102 Lake Drive
Tucked away deep in Cape May Point, situated on a triangular lot pointing toward the sunset, is a small house of worship with a big heart. St. Peter’s By-the-Sea is a tiny church, no greater than 2,000 square feet—including the porches—and has been serving the Episcopal congregation that comprises both year-round residents as well as those vacationing throughout the summer months since 1880. The small parish is aptly named, protected from the Atlantic only by a manmade sand dune that runs parallel to the beach. With some prescience, the Diocese of New Jersey ownership has maintained another plot of land, located on the circle at the heart of Cape May Point, where the building may be relocated in the event of sea level rise or a catastrophic storm surge.
If that were to happen, it would not be the first time the structure was moved. In fact, the church has been relocated five times to date. Originally, the church was built for the Centennial International Exhibition of 1876, the first official World’s Fair to be held in the United States, when it took place about 100 miles north in Philadelphia. The building was first moved to the shore in 1879, following the groundbreaking event, officially named the International Exhibition of Arts, Manufactures, and Products of the Soil and Mine. Since arriving in the borough of Cape May Point—which was founded in 1875 as a religious community by the Philadelphians John Wanamaker, the originator of the department store, and Alexander Whilldin, a wool merchant—the church has been repositioned four times, moving both closer to and further from the coast, as the shoreline transformed.

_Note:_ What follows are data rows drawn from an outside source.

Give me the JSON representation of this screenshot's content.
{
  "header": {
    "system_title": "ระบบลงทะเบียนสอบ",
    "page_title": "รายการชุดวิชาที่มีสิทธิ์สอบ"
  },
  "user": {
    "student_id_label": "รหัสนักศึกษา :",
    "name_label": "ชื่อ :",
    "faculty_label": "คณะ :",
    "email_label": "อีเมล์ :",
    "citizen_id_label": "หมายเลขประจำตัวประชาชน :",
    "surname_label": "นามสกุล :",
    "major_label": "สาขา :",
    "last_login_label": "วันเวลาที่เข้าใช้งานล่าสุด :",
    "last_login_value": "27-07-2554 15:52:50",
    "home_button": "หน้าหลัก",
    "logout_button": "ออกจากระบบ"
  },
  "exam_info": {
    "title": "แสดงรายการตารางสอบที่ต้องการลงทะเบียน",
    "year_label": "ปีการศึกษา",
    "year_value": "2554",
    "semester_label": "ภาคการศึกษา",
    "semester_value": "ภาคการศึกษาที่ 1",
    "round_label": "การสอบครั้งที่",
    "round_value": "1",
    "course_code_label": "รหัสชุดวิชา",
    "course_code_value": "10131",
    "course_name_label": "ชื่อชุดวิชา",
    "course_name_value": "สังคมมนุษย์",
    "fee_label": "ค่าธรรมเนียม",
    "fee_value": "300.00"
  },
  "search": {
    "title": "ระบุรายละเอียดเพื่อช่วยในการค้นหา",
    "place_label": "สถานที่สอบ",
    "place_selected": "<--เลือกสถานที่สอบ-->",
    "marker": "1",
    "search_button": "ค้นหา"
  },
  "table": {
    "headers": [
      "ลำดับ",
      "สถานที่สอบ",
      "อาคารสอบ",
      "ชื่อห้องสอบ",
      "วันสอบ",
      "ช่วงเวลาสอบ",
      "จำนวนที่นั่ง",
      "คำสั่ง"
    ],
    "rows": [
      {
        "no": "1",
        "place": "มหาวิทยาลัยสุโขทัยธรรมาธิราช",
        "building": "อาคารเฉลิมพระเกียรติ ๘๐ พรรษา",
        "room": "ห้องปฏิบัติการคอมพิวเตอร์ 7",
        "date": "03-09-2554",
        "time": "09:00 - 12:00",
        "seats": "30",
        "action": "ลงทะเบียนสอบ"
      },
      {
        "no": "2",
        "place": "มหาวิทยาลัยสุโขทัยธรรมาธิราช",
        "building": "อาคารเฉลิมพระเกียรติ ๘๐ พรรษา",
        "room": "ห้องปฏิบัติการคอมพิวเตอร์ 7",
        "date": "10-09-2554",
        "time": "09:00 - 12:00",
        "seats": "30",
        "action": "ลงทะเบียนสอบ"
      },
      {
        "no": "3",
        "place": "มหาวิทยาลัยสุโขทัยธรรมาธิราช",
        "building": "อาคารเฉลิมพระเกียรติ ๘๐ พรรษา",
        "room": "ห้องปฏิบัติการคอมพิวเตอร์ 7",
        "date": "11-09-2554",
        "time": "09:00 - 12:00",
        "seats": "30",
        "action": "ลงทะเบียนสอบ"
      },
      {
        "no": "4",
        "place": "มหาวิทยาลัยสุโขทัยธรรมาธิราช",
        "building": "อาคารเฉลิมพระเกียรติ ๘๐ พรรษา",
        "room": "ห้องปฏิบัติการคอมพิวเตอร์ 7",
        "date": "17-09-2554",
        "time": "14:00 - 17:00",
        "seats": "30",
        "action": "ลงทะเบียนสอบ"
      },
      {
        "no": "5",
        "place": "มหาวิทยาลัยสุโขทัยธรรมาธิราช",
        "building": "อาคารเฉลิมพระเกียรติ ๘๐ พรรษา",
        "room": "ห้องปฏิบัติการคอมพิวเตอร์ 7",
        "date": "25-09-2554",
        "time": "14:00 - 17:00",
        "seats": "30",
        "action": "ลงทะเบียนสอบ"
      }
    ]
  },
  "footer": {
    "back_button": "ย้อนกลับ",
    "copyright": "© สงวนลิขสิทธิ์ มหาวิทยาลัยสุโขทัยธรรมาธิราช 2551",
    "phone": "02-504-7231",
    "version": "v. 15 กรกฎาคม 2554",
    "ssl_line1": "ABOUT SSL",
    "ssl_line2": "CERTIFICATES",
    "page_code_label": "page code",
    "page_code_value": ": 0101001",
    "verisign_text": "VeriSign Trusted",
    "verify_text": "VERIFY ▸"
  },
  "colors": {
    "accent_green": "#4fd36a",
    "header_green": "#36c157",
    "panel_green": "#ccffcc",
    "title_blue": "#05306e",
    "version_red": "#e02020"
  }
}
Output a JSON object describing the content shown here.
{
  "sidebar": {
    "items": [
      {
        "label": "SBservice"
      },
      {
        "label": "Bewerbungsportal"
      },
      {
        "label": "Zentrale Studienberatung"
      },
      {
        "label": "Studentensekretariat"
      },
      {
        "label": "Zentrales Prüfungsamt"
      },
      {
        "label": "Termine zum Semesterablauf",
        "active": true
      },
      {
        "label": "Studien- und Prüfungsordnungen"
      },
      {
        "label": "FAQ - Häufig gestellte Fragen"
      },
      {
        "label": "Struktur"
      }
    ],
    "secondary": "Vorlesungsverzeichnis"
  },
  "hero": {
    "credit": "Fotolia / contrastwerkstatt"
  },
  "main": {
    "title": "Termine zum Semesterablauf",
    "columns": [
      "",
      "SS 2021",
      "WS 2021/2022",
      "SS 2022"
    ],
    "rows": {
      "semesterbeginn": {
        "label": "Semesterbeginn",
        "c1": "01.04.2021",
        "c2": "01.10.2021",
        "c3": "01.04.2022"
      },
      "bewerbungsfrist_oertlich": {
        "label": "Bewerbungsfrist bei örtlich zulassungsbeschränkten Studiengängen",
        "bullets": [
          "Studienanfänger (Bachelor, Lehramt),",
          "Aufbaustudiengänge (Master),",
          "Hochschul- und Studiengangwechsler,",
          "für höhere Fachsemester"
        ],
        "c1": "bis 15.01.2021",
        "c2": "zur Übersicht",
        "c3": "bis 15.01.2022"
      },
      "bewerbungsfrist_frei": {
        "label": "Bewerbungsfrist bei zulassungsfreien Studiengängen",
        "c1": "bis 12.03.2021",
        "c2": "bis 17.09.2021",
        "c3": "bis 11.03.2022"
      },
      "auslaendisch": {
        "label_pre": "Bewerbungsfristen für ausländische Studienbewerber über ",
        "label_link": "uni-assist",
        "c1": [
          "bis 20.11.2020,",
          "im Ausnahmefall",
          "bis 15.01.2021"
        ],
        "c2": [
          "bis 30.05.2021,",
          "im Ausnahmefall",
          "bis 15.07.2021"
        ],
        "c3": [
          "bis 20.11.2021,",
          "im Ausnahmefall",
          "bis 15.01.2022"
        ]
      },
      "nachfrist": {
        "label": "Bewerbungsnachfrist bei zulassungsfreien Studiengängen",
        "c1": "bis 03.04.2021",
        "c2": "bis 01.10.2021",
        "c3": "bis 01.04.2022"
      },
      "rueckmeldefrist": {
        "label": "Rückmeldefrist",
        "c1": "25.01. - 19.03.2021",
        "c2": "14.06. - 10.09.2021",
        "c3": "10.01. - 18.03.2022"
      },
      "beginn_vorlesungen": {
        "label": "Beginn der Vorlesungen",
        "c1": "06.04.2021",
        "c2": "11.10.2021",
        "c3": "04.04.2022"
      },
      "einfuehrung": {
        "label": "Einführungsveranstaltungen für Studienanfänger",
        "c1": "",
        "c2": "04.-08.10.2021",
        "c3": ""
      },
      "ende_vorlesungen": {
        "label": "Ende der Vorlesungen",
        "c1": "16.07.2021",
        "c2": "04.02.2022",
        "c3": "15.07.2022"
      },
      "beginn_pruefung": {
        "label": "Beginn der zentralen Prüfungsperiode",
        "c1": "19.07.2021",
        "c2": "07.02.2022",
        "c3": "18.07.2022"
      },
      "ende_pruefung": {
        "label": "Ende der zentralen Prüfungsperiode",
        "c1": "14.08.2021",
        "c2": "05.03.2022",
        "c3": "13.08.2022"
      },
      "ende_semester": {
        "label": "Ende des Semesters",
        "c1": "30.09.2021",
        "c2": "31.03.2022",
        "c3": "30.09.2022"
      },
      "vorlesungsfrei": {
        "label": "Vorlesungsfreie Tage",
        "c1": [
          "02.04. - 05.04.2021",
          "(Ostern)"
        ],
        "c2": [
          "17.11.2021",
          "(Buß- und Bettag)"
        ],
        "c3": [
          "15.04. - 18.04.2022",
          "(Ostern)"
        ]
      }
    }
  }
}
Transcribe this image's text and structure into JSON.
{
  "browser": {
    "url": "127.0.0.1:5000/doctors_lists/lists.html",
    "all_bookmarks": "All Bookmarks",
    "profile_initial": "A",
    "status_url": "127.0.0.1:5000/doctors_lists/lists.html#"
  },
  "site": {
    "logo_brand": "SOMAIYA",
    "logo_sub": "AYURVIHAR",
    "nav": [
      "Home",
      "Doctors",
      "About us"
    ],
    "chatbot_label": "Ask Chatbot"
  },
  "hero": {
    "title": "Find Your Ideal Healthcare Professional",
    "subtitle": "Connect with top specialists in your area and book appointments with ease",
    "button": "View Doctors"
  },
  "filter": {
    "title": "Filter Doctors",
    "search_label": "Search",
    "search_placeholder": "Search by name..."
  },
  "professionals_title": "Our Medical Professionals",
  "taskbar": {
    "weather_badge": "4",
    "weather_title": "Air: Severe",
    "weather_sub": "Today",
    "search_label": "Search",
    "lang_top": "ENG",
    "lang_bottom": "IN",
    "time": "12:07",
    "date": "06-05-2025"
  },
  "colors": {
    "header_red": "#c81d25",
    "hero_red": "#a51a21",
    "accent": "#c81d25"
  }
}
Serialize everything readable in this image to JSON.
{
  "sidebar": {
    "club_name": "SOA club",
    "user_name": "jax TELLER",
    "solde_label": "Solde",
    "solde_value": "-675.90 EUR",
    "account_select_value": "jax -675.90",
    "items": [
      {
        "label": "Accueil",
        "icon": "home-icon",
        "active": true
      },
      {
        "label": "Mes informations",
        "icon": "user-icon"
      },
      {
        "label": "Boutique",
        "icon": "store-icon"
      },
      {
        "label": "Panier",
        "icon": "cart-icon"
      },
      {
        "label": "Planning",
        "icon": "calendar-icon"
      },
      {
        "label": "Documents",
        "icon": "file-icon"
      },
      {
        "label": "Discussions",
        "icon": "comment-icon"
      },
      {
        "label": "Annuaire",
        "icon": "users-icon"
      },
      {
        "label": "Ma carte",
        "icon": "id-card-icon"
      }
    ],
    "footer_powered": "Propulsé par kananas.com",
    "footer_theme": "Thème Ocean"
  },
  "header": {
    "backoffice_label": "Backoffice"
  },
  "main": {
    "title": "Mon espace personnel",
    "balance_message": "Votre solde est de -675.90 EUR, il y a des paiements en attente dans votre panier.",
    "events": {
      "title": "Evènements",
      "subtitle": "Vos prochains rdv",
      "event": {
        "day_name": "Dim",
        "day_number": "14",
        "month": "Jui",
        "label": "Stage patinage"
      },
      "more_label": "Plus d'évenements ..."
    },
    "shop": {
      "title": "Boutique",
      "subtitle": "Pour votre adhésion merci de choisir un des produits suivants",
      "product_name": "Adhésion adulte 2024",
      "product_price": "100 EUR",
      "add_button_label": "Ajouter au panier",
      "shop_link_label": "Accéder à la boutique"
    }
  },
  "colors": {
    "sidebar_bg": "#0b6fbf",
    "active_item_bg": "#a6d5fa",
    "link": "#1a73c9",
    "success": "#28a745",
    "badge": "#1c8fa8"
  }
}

St. Peter’s, colloquially referred to as The Gingerbread Church, is an architectural icon of Cape May Point—keeping exclusive company of buildings such as St. Mary by-the-Sea and the Cape May Lighthouse. The one-story church is widely considered an example of the Eastlake movement, named after the English architect Charles Eastlake, which became a sub-type of the Queen Anne architecture prevalent during the late Victorian period. Prominent details of the Eastlake style include geometric ornaments and low relief carvings, both of which can been observed at St. Peter’s. While the connection to the Eastlake movement cannot be understated, the church could be more specifically identified as a case study of the Stick Style.
The Stick Style grew in popularity during the late 19th century, representing a transitional style between the Carpenter Gothic and Queen Anne varieties. The style is appropriately named for its emphasis of the wood frame. The expression of the structural elements and their connections, both inside and out, is typical. The corners of each structural member at St. Peter’s are chamfered, providing greater definition. Moreover, the painted white finish of the posts and beams, in contrast with the exterior wall cladding, further accentuates those stick components. The exterior walls are covered with vertical tongue-and-groove boards, painted blue and joined tightly together. The boards are set behind the framing members, yet again enhancing the dimension of the building envelope.
The structural frame is further emphasized at the building front, where its orthogonal (right angles) configuration extends upward to support the high clerestory (upper part of the nave) and frames a centrally located stained glass window featuring a depiction of Jesus Christ. The clerestory rises directly above the nave (central aisle) and runs the length of the original building volume. The clerestory is capped with a gable roof and, like the rest of the building, is covered with architectural asphalt shingles. Toward the front of the building, at the south end of the clerestory roof, rises a belfry that was constructed in 1882 and houses a bell donated to the church.
At the north end of the church, a smaller single-story volume, constructed in various building campaigns over time, contains a variety of spaces, including the chancel (the space around the alter); the sacristy (the space for a priest’s preparation); the vestry (the room used for changing into vestments); bathrooms, and storage. The exterior walls are also clad in vertically oriented boards, though they are much narrower compared to the cladding on the principal building volume. The chancel portion of the addition is covered with another gable roof, which is vaulted above the alter and features a triangular stained-glass window. That gable intersects and rises above a hip roof, which covers the other spaces previously mentioned.
All the church’s windows except those at the clerestory level are shaded and protected by Bermuda shutters—appropriate in the context of its location by the sea, but atypical for the architectural style of the building. While St. Peter’s is locally known as The Gingerbread Church, the sole “gingerbread” feature is a skirt detail located at the perimeter roof line below the clerestory. The ornate trim’s design and its suspension from the roof edge result in an icicle effect, whether intentional or not. The only other decorative pieces are wood panels located between the structural brick piers of the building foundation, featuring six-pointed star and hexagon cutouts. That’s not to say the church’s unique appearance is not to be admired and appreciated.
The remarkable structure, listed on the National Register of Historic Places, is not just an example of how a building may stand out as a model of a particular architectural style. More so, St. Peter’s presents a case for how a community’s reverence of a building can contribute to its renown, regardless of its scale or location. The quaint little church certainly embodies and personifies the exceptional character of the people who worship there. The building’s longevity has already stood the test of time and has endured multiple severe coastal storms since arriving at the shore. Likewise, the Episcopal Church at large has demonstrated the same resilience by ensuring that St. Peter’s will maintain its place in Cape May Point, even if it may have to retreat inland, just a little bit farther from the sea. ■